-- Opening Marker --

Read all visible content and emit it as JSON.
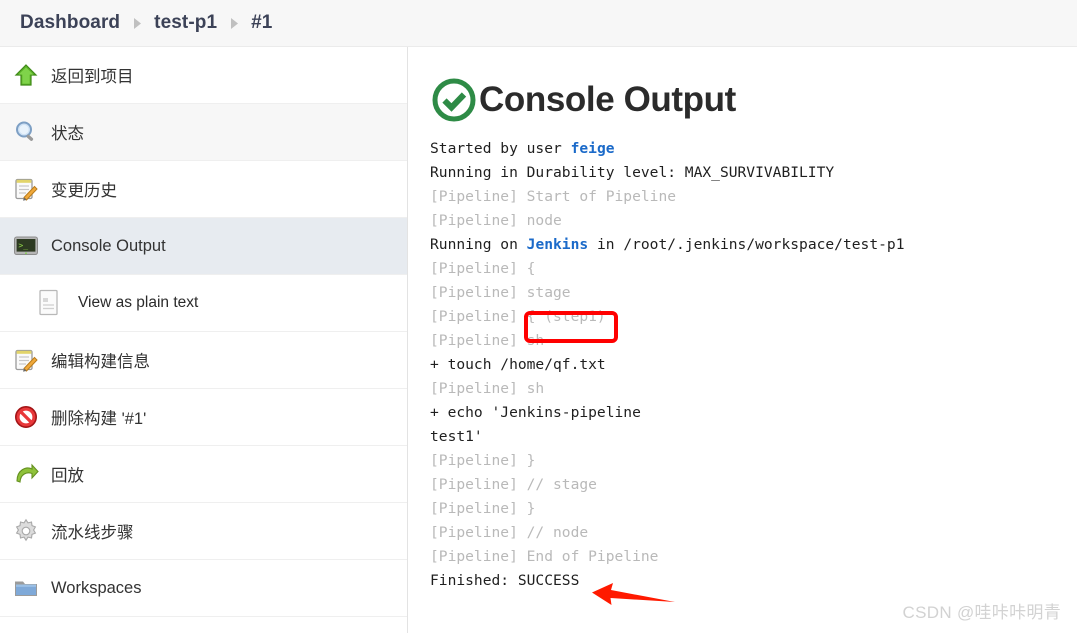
{
  "breadcrumb": {
    "items": [
      {
        "label": "Dashboard",
        "name": "breadcrumb-dashboard"
      },
      {
        "label": "test-p1",
        "name": "breadcrumb-test-p1"
      },
      {
        "label": "#1",
        "name": "breadcrumb-build-1"
      }
    ],
    "separator_icon": "chevron-right-icon"
  },
  "sidebar": {
    "items": [
      {
        "label": "返回到项目",
        "icon": "up-arrow-icon",
        "state": "normal"
      },
      {
        "label": "状态",
        "icon": "magnifier-icon",
        "state": "alt"
      },
      {
        "label": "变更历史",
        "icon": "notepad-pencil-icon",
        "state": "normal"
      },
      {
        "label": "Console Output",
        "icon": "terminal-icon",
        "state": "selected"
      },
      {
        "label": "View as plain text",
        "icon": "document-icon",
        "state": "sub"
      },
      {
        "label": "编辑构建信息",
        "icon": "notepad-pencil-icon",
        "state": "normal"
      },
      {
        "label": "删除构建 '#1'",
        "icon": "no-entry-icon",
        "state": "normal"
      },
      {
        "label": "回放",
        "icon": "redo-arrow-icon",
        "state": "normal"
      },
      {
        "label": "流水线步骤",
        "icon": "gear-icon",
        "state": "normal"
      },
      {
        "label": "Workspaces",
        "icon": "folder-icon",
        "state": "normal"
      }
    ]
  },
  "main": {
    "title": "Console Output",
    "status_icon": "success-check-circle-icon",
    "console_lines": [
      {
        "muted": false,
        "parts": [
          {
            "text": "Started by user "
          },
          {
            "text": "feige",
            "link": true
          }
        ]
      },
      {
        "muted": false,
        "parts": [
          {
            "text": "Running in Durability level: MAX_SURVIVABILITY"
          }
        ]
      },
      {
        "muted": true,
        "parts": [
          {
            "text": "[Pipeline] Start of Pipeline"
          }
        ]
      },
      {
        "muted": true,
        "parts": [
          {
            "text": "[Pipeline] node"
          }
        ]
      },
      {
        "muted": false,
        "parts": [
          {
            "text": "Running on "
          },
          {
            "text": "Jenkins",
            "link": true
          },
          {
            "text": " in /root/.jenkins/workspace/test-p1"
          }
        ]
      },
      {
        "muted": true,
        "parts": [
          {
            "text": "[Pipeline] {"
          }
        ]
      },
      {
        "muted": true,
        "parts": [
          {
            "text": "[Pipeline] stage"
          }
        ]
      },
      {
        "muted": true,
        "parts": [
          {
            "text": "[Pipeline] { (step1)"
          }
        ]
      },
      {
        "muted": true,
        "parts": [
          {
            "text": "[Pipeline] sh"
          }
        ]
      },
      {
        "muted": false,
        "parts": [
          {
            "text": "+ touch /home/qf.txt"
          }
        ]
      },
      {
        "muted": true,
        "parts": [
          {
            "text": "[Pipeline] sh"
          }
        ]
      },
      {
        "muted": false,
        "parts": [
          {
            "text": "+ echo 'Jenkins-pipeline"
          }
        ]
      },
      {
        "muted": false,
        "parts": [
          {
            "text": "test1'"
          }
        ]
      },
      {
        "muted": true,
        "parts": [
          {
            "text": "[Pipeline] }"
          }
        ]
      },
      {
        "muted": true,
        "parts": [
          {
            "text": "[Pipeline] // stage"
          }
        ]
      },
      {
        "muted": true,
        "parts": [
          {
            "text": "[Pipeline] }"
          }
        ]
      },
      {
        "muted": true,
        "parts": [
          {
            "text": "[Pipeline] // node"
          }
        ]
      },
      {
        "muted": true,
        "parts": [
          {
            "text": "[Pipeline] End of Pipeline"
          }
        ]
      },
      {
        "muted": false,
        "parts": [
          {
            "text": "Finished: SUCCESS"
          }
        ]
      }
    ]
  },
  "annotations": {
    "highlight_box_target": "{ (step1)",
    "arrow_target": "Finished: SUCCESS",
    "color": "#ff0000"
  },
  "watermark": {
    "text": "CSDN @哇咔咔明青"
  },
  "colors": {
    "header_bg": "#f7f7f7",
    "selected_row_bg": "#e7ebf0",
    "alt_row_bg": "#f7f7f7",
    "success_green": "#2e8b46",
    "link_blue": "#1b6ac9",
    "muted_gray": "#b9b9b9",
    "annotation_red": "#ff0000"
  }
}
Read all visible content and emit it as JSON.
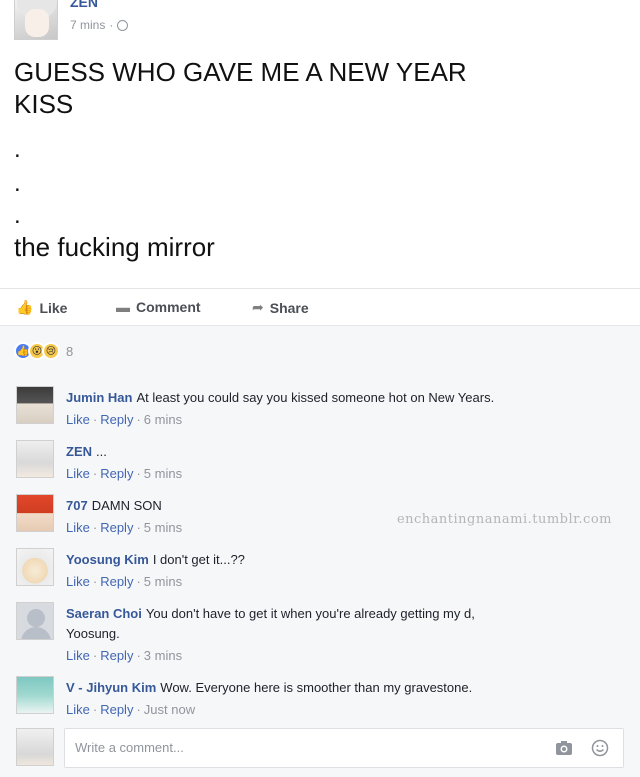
{
  "post": {
    "author": "ZEN",
    "time": "7 mins",
    "lines": [
      "GUESS WHO GAVE ME A NEW YEAR",
      "KISS"
    ],
    "dots": [
      ".",
      ".",
      "."
    ],
    "punchline": "the fucking mirror"
  },
  "actions": {
    "like": "Like",
    "comment": "Comment",
    "share": "Share"
  },
  "reactions": {
    "count": "8"
  },
  "comments": [
    {
      "name": "Jumin Han",
      "text": "At least you could say you kissed someone hot on New Years.",
      "like": "Like",
      "reply": "Reply",
      "time": "6 mins"
    },
    {
      "name": "ZEN",
      "text": "...",
      "like": "Like",
      "reply": "Reply",
      "time": "5 mins"
    },
    {
      "name": "707",
      "text": "DAMN SON",
      "like": "Like",
      "reply": "Reply",
      "time": "5 mins"
    },
    {
      "name": "Yoosung Kim",
      "text": "I don't get it...??",
      "like": "Like",
      "reply": "Reply",
      "time": "5 mins"
    },
    {
      "name": "Saeran Choi",
      "text": "You don't have to get it when you're already getting my d,",
      "text2": "Yoosung.",
      "like": "Like",
      "reply": "Reply",
      "time": "3 mins"
    },
    {
      "name": "V - Jihyun Kim",
      "text": "Wow. Everyone here is smoother than my gravestone.",
      "like": "Like",
      "reply": "Reply",
      "time": "Just now"
    }
  ],
  "watermark": "enchantingnanami.tumblr.com",
  "composer": {
    "placeholder": "Write a comment..."
  }
}
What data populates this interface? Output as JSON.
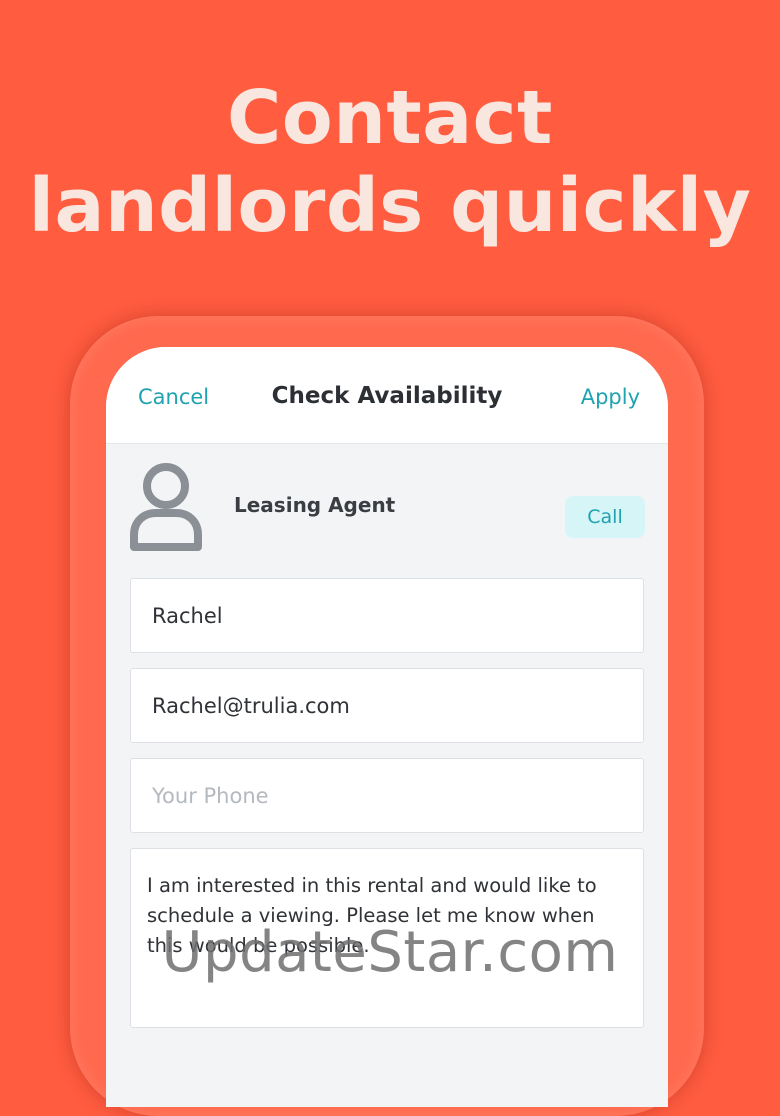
{
  "headline": {
    "line1": "Contact",
    "line2": "landlords quickly"
  },
  "colors": {
    "background": "#FF5C40",
    "headline": "#F9E6DE",
    "accent": "#1FA3B0",
    "call_button_bg": "#D6F5F6"
  },
  "nav": {
    "cancel_label": "Cancel",
    "title": "Check Availability",
    "apply_label": "Apply"
  },
  "agent": {
    "avatar_icon": "person-icon",
    "name": "Leasing Agent",
    "call_label": "Call"
  },
  "form": {
    "name_value": "Rachel",
    "email_value": "Rachel@trulia.com",
    "phone_placeholder": "Your Phone",
    "message_value": "I am interested in this rental and would like to schedule a viewing. Please let me know when this would be possible."
  },
  "watermark": "UpdateStar.com"
}
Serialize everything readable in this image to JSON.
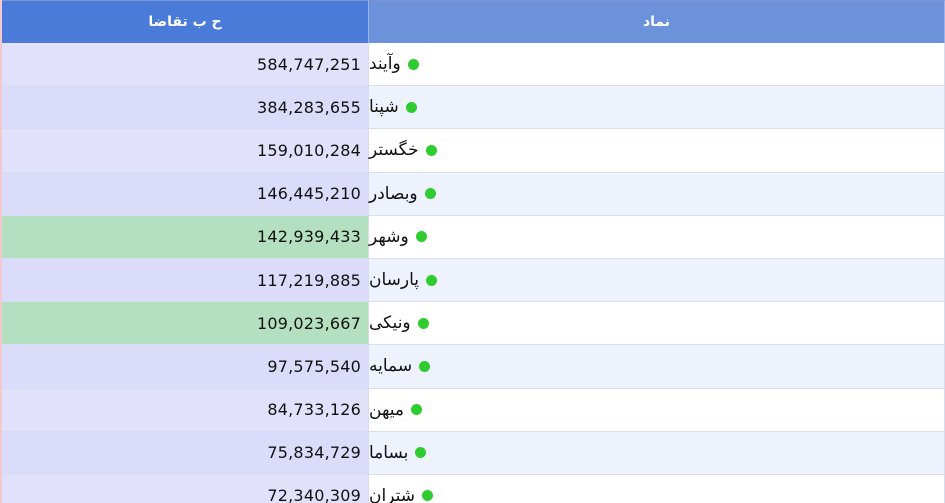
{
  "table": {
    "headers": {
      "demand": "ح ب تقاضا",
      "symbol": "نماد"
    },
    "status_color": "#2ecc2e",
    "rows": [
      {
        "symbol": "وآیند",
        "value": "584,747,251",
        "bg": "#e1e1fb",
        "symbg": "#ffffff"
      },
      {
        "symbol": "شپنا",
        "value": "384,283,655",
        "bg": "#dadcfa",
        "symbg": "#edf2fd"
      },
      {
        "symbol": "خگستر",
        "value": "159,010,284",
        "bg": "#e1e1fb",
        "symbg": "#ffffff"
      },
      {
        "symbol": "وبصادر",
        "value": "146,445,210",
        "bg": "#dadcfa",
        "symbg": "#edf2fd"
      },
      {
        "symbol": "وشهر",
        "value": "142,939,433",
        "bg": "#b4e0c0",
        "symbg": "#ffffff"
      },
      {
        "symbol": "پارسان",
        "value": "117,219,885",
        "bg": "#dadcfa",
        "symbg": "#edf2fd"
      },
      {
        "symbol": "ونیکی",
        "value": "109,023,667",
        "bg": "#b4e0c0",
        "symbg": "#ffffff"
      },
      {
        "symbol": "سمایه",
        "value": "97,575,540",
        "bg": "#dadcfa",
        "symbg": "#edf2fd"
      },
      {
        "symbol": "میهن",
        "value": "84,733,126",
        "bg": "#e1e1fb",
        "symbg": "#ffffff"
      },
      {
        "symbol": "بساما",
        "value": "75,834,729",
        "bg": "#dadcfa",
        "symbg": "#edf2fd"
      },
      {
        "symbol": "شتران",
        "value": "72,340,309",
        "bg": "#e1e1fb",
        "symbg": "#ffffff"
      }
    ]
  }
}
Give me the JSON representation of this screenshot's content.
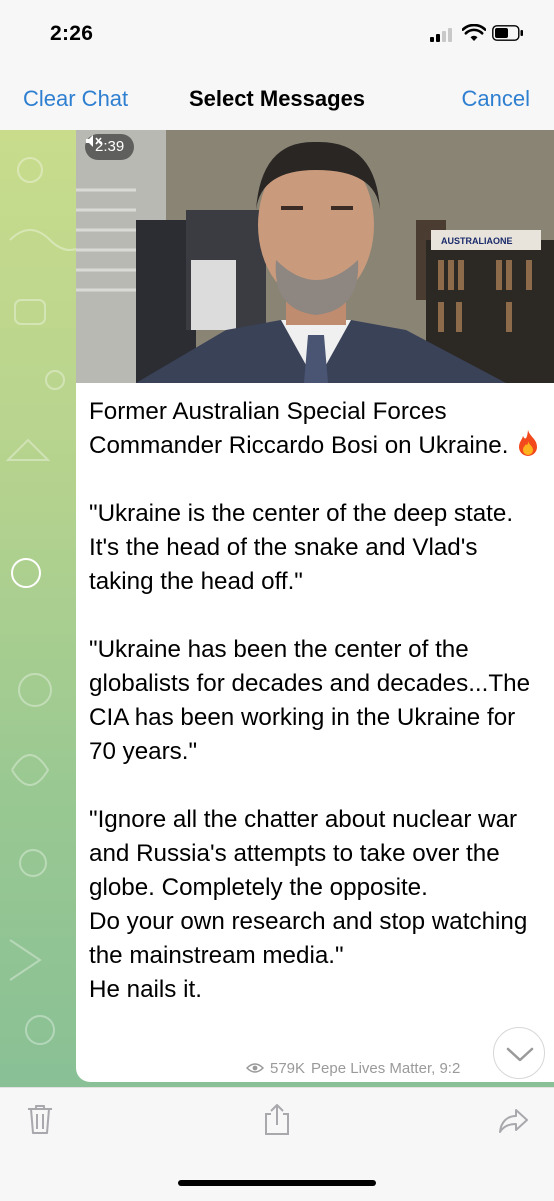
{
  "status_bar": {
    "time": "2:26"
  },
  "nav": {
    "clear_label": "Clear Chat",
    "title": "Select Messages",
    "cancel_label": "Cancel"
  },
  "message": {
    "video": {
      "duration": "2:39",
      "watermark": "AUSTRALIAONE"
    },
    "caption": {
      "line_1": "Former Australian Special Forces Commander Riccardo Bosi on Ukraine.",
      "quote_1": "\"Ukraine is the center of the deep state. It's the head of the snake and Vlad's taking the head off.\"",
      "quote_2": "\"Ukraine has been the center of the globalists for decades and decades...The CIA has been working in the Ukraine for 70 years.\"",
      "quote_3": "\"Ignore all the chatter about nuclear war and Russia's attempts to take over the globe. Completely the opposite.\nDo your own research and stop watching the mainstream media.\"\nHe nails it."
    },
    "views": "579K",
    "author": "Pepe Lives Matter, 9:2",
    "accent_color": "#2f7fd1"
  },
  "toolbar": {
    "icons": [
      "trash-icon",
      "share-icon",
      "forward-icon"
    ]
  }
}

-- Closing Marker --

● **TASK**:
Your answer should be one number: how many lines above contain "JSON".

● **RESPONSE TO THE TASK**:
5